---- Given entries
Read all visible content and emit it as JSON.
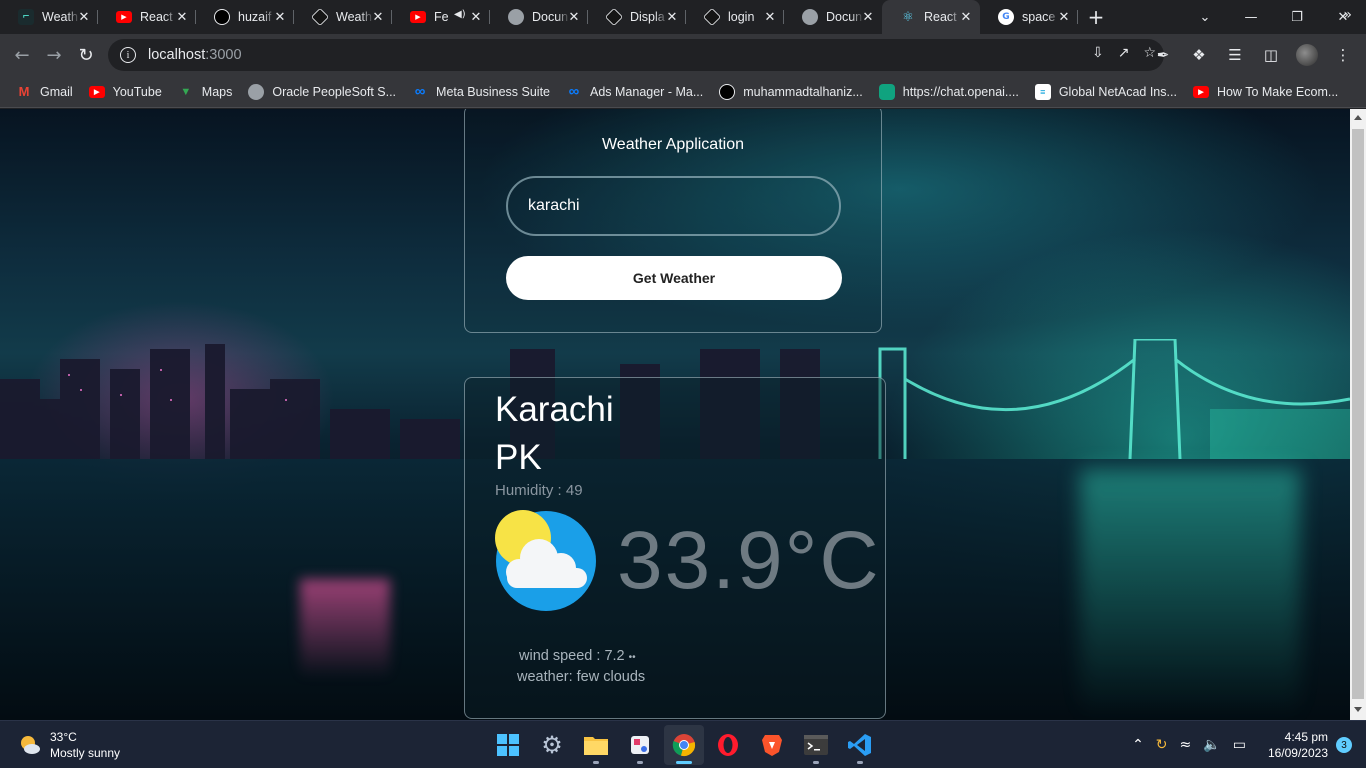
{
  "browser": {
    "tabs": [
      {
        "title": "Weath",
        "icon": "app-icon",
        "color": "#1a2b2e"
      },
      {
        "title": "React",
        "icon": "youtube-icon",
        "color": "#ff0000"
      },
      {
        "title": "huzaif",
        "icon": "github-icon",
        "color": "#000000"
      },
      {
        "title": "Weath",
        "icon": "codesandbox-icon",
        "color": "#151515"
      },
      {
        "title": "Fe",
        "icon": "youtube-icon",
        "color": "#ff0000"
      },
      {
        "title": "Docun",
        "icon": "globe-icon",
        "color": "#5f6368"
      },
      {
        "title": "Displa",
        "icon": "codesandbox-icon",
        "color": "#151515"
      },
      {
        "title": "login",
        "icon": "codesandbox-icon",
        "color": "#151515"
      },
      {
        "title": "Docun",
        "icon": "globe-icon",
        "color": "#5f6368"
      },
      {
        "title": "React",
        "icon": "react-icon",
        "color": "#35363a"
      },
      {
        "title": "space",
        "icon": "google-icon",
        "color": "#ffffff"
      }
    ],
    "active_tab_index": 9,
    "address": {
      "host": "localhost",
      "port": ":3000"
    }
  },
  "bookmarks": [
    {
      "label": "Gmail",
      "icon": "gmail-icon",
      "color": "#ea4335"
    },
    {
      "label": "YouTube",
      "icon": "youtube-icon",
      "color": "#ff0000"
    },
    {
      "label": "Maps",
      "icon": "maps-icon",
      "color": "#34a853"
    },
    {
      "label": "Oracle PeopleSoft S...",
      "icon": "globe-icon",
      "color": "#5f6368"
    },
    {
      "label": "Meta Business Suite",
      "icon": "meta-icon",
      "color": "#0a7cff"
    },
    {
      "label": "Ads Manager - Ma...",
      "icon": "meta-icon",
      "color": "#0a7cff"
    },
    {
      "label": "muhammadtalhaniz...",
      "icon": "github-icon",
      "color": "#000000"
    },
    {
      "label": "https://chat.openai....",
      "icon": "openai-icon",
      "color": "#10a37f"
    },
    {
      "label": "Global NetAcad Ins...",
      "icon": "cisco-icon",
      "color": "#ffffff"
    },
    {
      "label": "How To Make Ecom...",
      "icon": "youtube-icon",
      "color": "#ff0000"
    }
  ],
  "app": {
    "title": "Weather Application",
    "search": {
      "value": "karachi",
      "placeholder": ""
    },
    "button_label": "Get Weather",
    "result": {
      "city": "Karachi",
      "country": "PK",
      "humidity": "Humidity : 49",
      "temperature": "33.9°C",
      "wind": "wind speed : 7.2",
      "weather": "weather: few clouds",
      "icon": "partly-cloudy-icon"
    }
  },
  "taskbar": {
    "weather_temp": "33°C",
    "weather_desc": "Mostly sunny",
    "time": "4:45 pm",
    "date": "16/09/2023",
    "notification_count": "3"
  }
}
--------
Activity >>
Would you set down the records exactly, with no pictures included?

Problem solution >>
Read all visible content and emit it as JSON.
{
  "browser": {
    "tabs": [
      {
        "title": "Weath",
        "icon": "app-icon",
        "color": "#1a2b2e"
      },
      {
        "title": "React",
        "icon": "youtube-icon",
        "color": "#ff0000"
      },
      {
        "title": "huzaif",
        "icon": "github-icon",
        "color": "#000000"
      },
      {
        "title": "Weath",
        "icon": "codesandbox-icon",
        "color": "#151515"
      },
      {
        "title": "Fe",
        "icon": "youtube-icon",
        "color": "#ff0000"
      },
      {
        "title": "Docun",
        "icon": "globe-icon",
        "color": "#5f6368"
      },
      {
        "title": "Displa",
        "icon": "codesandbox-icon",
        "color": "#151515"
      },
      {
        "title": "login",
        "icon": "codesandbox-icon",
        "color": "#151515"
      },
      {
        "title": "Docun",
        "icon": "globe-icon",
        "color": "#5f6368"
      },
      {
        "title": "React",
        "icon": "react-icon",
        "color": "#35363a"
      },
      {
        "title": "space",
        "icon": "google-icon",
        "color": "#ffffff"
      }
    ],
    "active_tab_index": 9,
    "address": {
      "host": "localhost",
      "port": ":3000"
    }
  },
  "bookmarks": [
    {
      "label": "Gmail",
      "icon": "gmail-icon",
      "color": "#ea4335"
    },
    {
      "label": "YouTube",
      "icon": "youtube-icon",
      "color": "#ff0000"
    },
    {
      "label": "Maps",
      "icon": "maps-icon",
      "color": "#34a853"
    },
    {
      "label": "Oracle PeopleSoft S...",
      "icon": "globe-icon",
      "color": "#5f6368"
    },
    {
      "label": "Meta Business Suite",
      "icon": "meta-icon",
      "color": "#0a7cff"
    },
    {
      "label": "Ads Manager - Ma...",
      "icon": "meta-icon",
      "color": "#0a7cff"
    },
    {
      "label": "muhammadtalhaniz...",
      "icon": "github-icon",
      "color": "#000000"
    },
    {
      "label": "https://chat.openai....",
      "icon": "openai-icon",
      "color": "#10a37f"
    },
    {
      "label": "Global NetAcad Ins...",
      "icon": "cisco-icon",
      "color": "#ffffff"
    },
    {
      "label": "How To Make Ecom...",
      "icon": "youtube-icon",
      "color": "#ff0000"
    }
  ],
  "app": {
    "title": "Weather Application",
    "search": {
      "value": "karachi",
      "placeholder": ""
    },
    "button_label": "Get Weather",
    "result": {
      "city": "Karachi",
      "country": "PK",
      "humidity": "Humidity : 49",
      "temperature": "33.9°C",
      "wind": "wind speed : 7.2",
      "weather": "weather: few clouds",
      "icon": "partly-cloudy-icon"
    }
  },
  "taskbar": {
    "weather_temp": "33°C",
    "weather_desc": "Mostly sunny",
    "time": "4:45 pm",
    "date": "16/09/2023",
    "notification_count": "3"
  }
}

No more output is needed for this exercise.